Some nights are just magic to photograph. You know the ones I’m talking about. The energy in the room is electrifying, the production is top-notch, and you can’t wait to get home and see all the great photos you’ve captured. 

And then there are the nights that are more challenging—you probably know these ones too. The lighting is stuck on a dim shade of purple, the artist is backlit all night, or the production just doesn’t give you anything to work with. 

As a music photographer, it’s part of the job to create interesting images in both of these scenarios. In this post, we’ll share a few tricks for creating compelling images at challenging shows.

Tip #1: Create your own light source

Photo by James Saulsky | @jsaulsky

Sometimes the venue’s lighting just isn’t doing it for you. Luckily, you can fix that with nothing more than a smart phone! The end result yields some nice lens flares to liven up your images. A quick disclaimer on this one, it’s best for smaller venues or DIY setups since most larger venues will not be cool with what it involves. 

For this trick, point your phone toward your camera just outside the edge of where your lens ends. Turn on your phone’s flashlight and adjust the angle as needed to position the lens flare. Add a gradient warming filter in Lightroom and voila!

Tip #2: Use a prism

Photo by James Saulsky | @jsaulsky

A few years ago prisms became super popular and tons of photographers were running around with these things in their pockets. The hype has died down a bit now, but prisms are still a really fun way to add character to an image.

Prisms come in all shapes and sizes, but you can find simple options on Amazon for as little as $12. Because the prism refracts light that travels through it, you can use one to bend light in all kinds of cool ways. 

This trick works best when you have at least one strong light source and is especially helpful when you need to fill in dead space in an image. Just hold the prism in front of your lens and rotate and shift it until the light falls where you want it.

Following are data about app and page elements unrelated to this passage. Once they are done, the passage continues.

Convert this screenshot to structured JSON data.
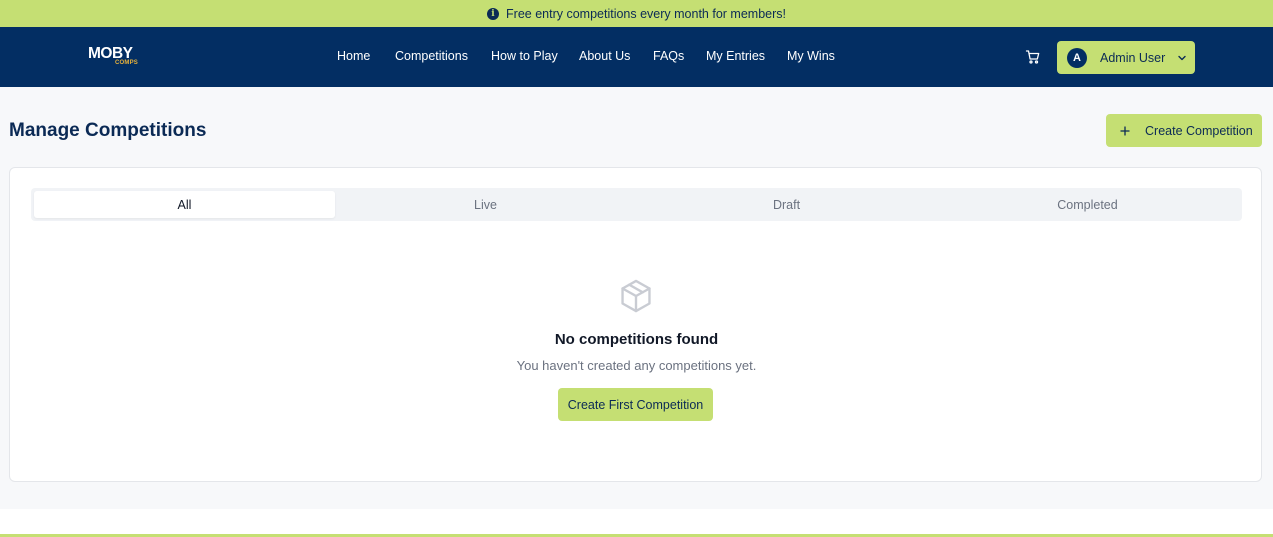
{
  "banner": {
    "icon": "info-icon",
    "text": "Free entry competitions every month for members!"
  },
  "logo": {
    "main": "MOBY",
    "sub": "COMPS"
  },
  "nav": {
    "items": [
      {
        "label": "Home"
      },
      {
        "label": "Competitions"
      },
      {
        "label": "How to Play"
      },
      {
        "label": "About Us"
      },
      {
        "label": "FAQs"
      },
      {
        "label": "My Entries"
      },
      {
        "label": "My Wins"
      }
    ],
    "cart_icon": "cart-icon"
  },
  "user": {
    "initial": "A",
    "name": "Admin User",
    "menu_icon": "chevron-down-icon"
  },
  "page": {
    "title": "Manage Competitions",
    "create_label": "Create Competition"
  },
  "tabs": [
    {
      "label": "All",
      "active": true
    },
    {
      "label": "Live",
      "active": false
    },
    {
      "label": "Draft",
      "active": false
    },
    {
      "label": "Completed",
      "active": false
    }
  ],
  "empty_state": {
    "icon": "package-icon",
    "title": "No competitions found",
    "subtitle": "You haven't created any competitions yet.",
    "button_label": "Create First Competition"
  },
  "colors": {
    "accent": "#c5df73",
    "navy": "#032e63",
    "background": "#f7f8fa"
  }
}
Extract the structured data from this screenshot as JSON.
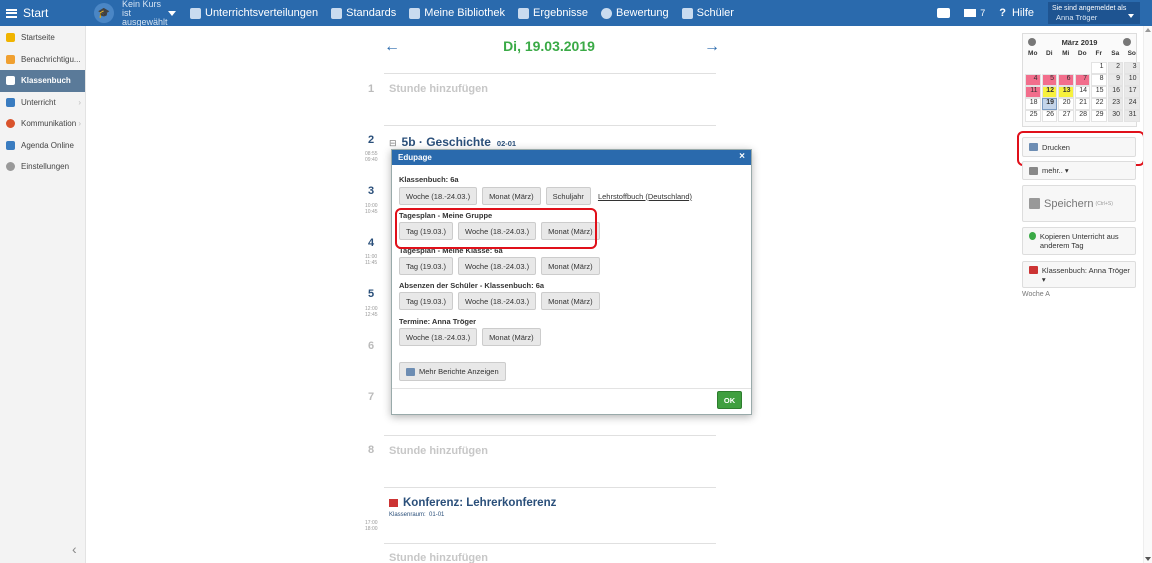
{
  "topbar": {
    "start": "Start",
    "course_line1": "Kein Kurs ist",
    "course_line2": "ausgewählt",
    "nav": [
      "Unterrichtsverteilungen",
      "Standards",
      "Meine Bibliothek",
      "Ergebnisse",
      "Bewertung",
      "Schüler"
    ],
    "mail_count": "7",
    "help": "Hilfe",
    "logged_in_label": "Sie sind angemeldet als",
    "user_name": "Anna Tröger"
  },
  "sidebar": {
    "items": [
      {
        "label": "Startseite",
        "icon": "star-icon",
        "color": "#f0b400"
      },
      {
        "label": "Benachrichtigu...",
        "icon": "envelope-icon",
        "color": "#f0a030"
      },
      {
        "label": "Klassenbuch",
        "icon": "book-icon",
        "color": "#ffffff"
      },
      {
        "label": "Unterricht",
        "icon": "briefcase-icon",
        "color": "#3a7cc0"
      },
      {
        "label": "Kommunikation",
        "icon": "chat-icon",
        "color": "#d9532c"
      },
      {
        "label": "Agenda Online",
        "icon": "pencil-icon",
        "color": "#3a7cc0"
      },
      {
        "label": "Einstellungen",
        "icon": "gear-icon",
        "color": "#888888"
      }
    ],
    "collapse": "‹"
  },
  "main": {
    "date": "Di, 19.03.2019",
    "prev": "←",
    "next": "→",
    "add_lesson": "Stunde hinzufügen",
    "lesson_numbers": [
      "1",
      "2",
      "3",
      "4",
      "5",
      "6",
      "7",
      "8"
    ],
    "times": {
      "t2": [
        "08:55",
        "09:40"
      ],
      "t3": [
        "10:00",
        "10:45"
      ],
      "t4": [
        "11:00",
        "11:45"
      ],
      "t5": [
        "12:00",
        "12:45"
      ],
      "t_conf": [
        "17:00",
        "18:00"
      ]
    },
    "lesson_title": "5b · Geschichte",
    "lesson_room": "02-01",
    "conference_title": "Konferenz: Lehrerkonferenz",
    "conference_room_label": "Klassenraum:",
    "conference_room": "01-01"
  },
  "dialog": {
    "title": "Edupage",
    "close": "×",
    "sections": [
      {
        "title": "Klassenbuch: 6a",
        "buttons": [
          "Woche (18.-24.03.)",
          "Monat (März)",
          "Schuljahr"
        ],
        "link": "Lehrstoffbuch (Deutschland)"
      },
      {
        "title": "Tagesplan - Meine Gruppe",
        "buttons": [
          "Tag (19.03.)",
          "Woche (18.-24.03.)",
          "Monat (März)"
        ]
      },
      {
        "title": "Tagesplan - Meine Klasse: 6a",
        "buttons": [
          "Tag (19.03.)",
          "Woche (18.-24.03.)",
          "Monat (März)"
        ]
      },
      {
        "title": "Absenzen der Schüler - Klassenbuch: 6a",
        "buttons": [
          "Tag (19.03.)",
          "Woche (18.-24.03.)",
          "Monat (März)"
        ]
      },
      {
        "title": "Termine: Anna Tröger",
        "buttons": [
          "Woche (18.-24.03.)",
          "Monat (März)"
        ]
      }
    ],
    "more_reports": "Mehr Berichte Anzeigen",
    "ok": "OK"
  },
  "calendar": {
    "month": "März 2019",
    "weekdays": [
      "Mo",
      "Di",
      "Mi",
      "Do",
      "Fr",
      "Sa",
      "So"
    ],
    "days": [
      {
        "n": "",
        "s": "empty"
      },
      {
        "n": "",
        "s": "empty"
      },
      {
        "n": "",
        "s": "empty"
      },
      {
        "n": "",
        "s": "empty"
      },
      {
        "n": "1",
        "s": ""
      },
      {
        "n": "2",
        "s": "gray"
      },
      {
        "n": "3",
        "s": "gray"
      },
      {
        "n": "4",
        "s": "pink"
      },
      {
        "n": "5",
        "s": "pink"
      },
      {
        "n": "6",
        "s": "pink"
      },
      {
        "n": "7",
        "s": "pink"
      },
      {
        "n": "8",
        "s": ""
      },
      {
        "n": "9",
        "s": "gray"
      },
      {
        "n": "10",
        "s": "gray"
      },
      {
        "n": "11",
        "s": "pink"
      },
      {
        "n": "12",
        "s": "yellow"
      },
      {
        "n": "13",
        "s": "yellow"
      },
      {
        "n": "14",
        "s": ""
      },
      {
        "n": "15",
        "s": ""
      },
      {
        "n": "16",
        "s": "gray"
      },
      {
        "n": "17",
        "s": "gray"
      },
      {
        "n": "18",
        "s": ""
      },
      {
        "n": "19",
        "s": "today"
      },
      {
        "n": "20",
        "s": ""
      },
      {
        "n": "21",
        "s": ""
      },
      {
        "n": "22",
        "s": ""
      },
      {
        "n": "23",
        "s": "gray"
      },
      {
        "n": "24",
        "s": "gray"
      },
      {
        "n": "25",
        "s": ""
      },
      {
        "n": "26",
        "s": ""
      },
      {
        "n": "27",
        "s": ""
      },
      {
        "n": "28",
        "s": ""
      },
      {
        "n": "29",
        "s": ""
      },
      {
        "n": "30",
        "s": "gray"
      },
      {
        "n": "31",
        "s": "gray"
      }
    ]
  },
  "right_panel": {
    "print": "Drucken",
    "more": "mehr.. ▾",
    "save": "Speichern",
    "save_shortcut": "(Ctrl+S)",
    "copy": "Kopieren Unterricht aus anderem Tag",
    "classbook": "Klassenbuch: Anna Tröger ▾",
    "week": "Woche A"
  },
  "colors": {
    "topbar": "#2a6aad",
    "accent_green": "#3aaa46",
    "highlight_red": "#e0101a"
  }
}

Tip #3: Slap on a filter

Photo by Emily Gringorten | @emgringo

Another great way to modify available light is to use lens filters. Unlike a prism, these filters mount directly onto your lens so you have both hands free to operate your camera. Lens filters are also more versatile than prisms and can do all kinds of things from creating starbursts or light halos to kaleidoscope and haze effects. Companies like Prism Lens FX create huge lines of filters you can experiment with. 

Tip  #4: Slow down your shutter

Photo by Bella Peterson | @elevamy

When you first start photographing concerts you probably learn that slow shutter speeds are your enemy. And if you want to freeze fast-moving subjects that’s true. But when you intentionally use a controlled slow shutter speed you can create some really interesting results.

To try it out, start with a shutter speed of around 1/30 of a second (you can keep lowering the speed as needed). When you take a photo, experiment with moving your camera left to right, up or down, or zooming in and out. Because your shutter is open for longer, the camera will capture the movement to create interesting light streaks.

For a more advanced slow shutter trick, check out this tutorial that combines a slow shutter with a double exposure. 

Tip #5: Turn your lens toward the crowd

Photo by James Saulsky | @jsaulsky

Sometimes the most interesting action can be behind you. Don’t forget to scan the crowd and explore other angles of the venue. You may be surprised by the energy and emotion you’ll find like Karel Chladek did with their wildly popular Public Intimacy series, captured in the nightclubs of Montreal.

Tip #6: Double (or triple) things up

Photo by James Saulsky | @jsaulsky

Lots of cameras now have a built in feature for multiple exposures. Do a quick Google search to see if yours does. Once you turn this on, your camera will merge 2 or more photos into one single image, allowing you to produce all kinds of creative combinations. Combine multiple exposures with the other tips listed here for even more options.

Tip #7: Go tight or go wide

Photo by Ethan Lamb | @ethanlambchop

We’re used to seeing the world at the focal length of the human eye, so any photos that do the opposite immediately stand out. Try zooming way in to search for interesting details that would otherwise go unnoticed, or step back and try to capture the entire venue and the crowd in one shot.


These 7 tips are really just the tip of the iceberg (please excuse our puns). You can combine two or more for all kinds of different results, and there are even more techniques you can experiment with in post-production 

In an ideal world, every show would have amazing production. But when you photograph concerts, creating interesting images under sub-par conditions comes with the territory. So the next time you’re faced with a challenging show try out a few of these tricks to liven things up!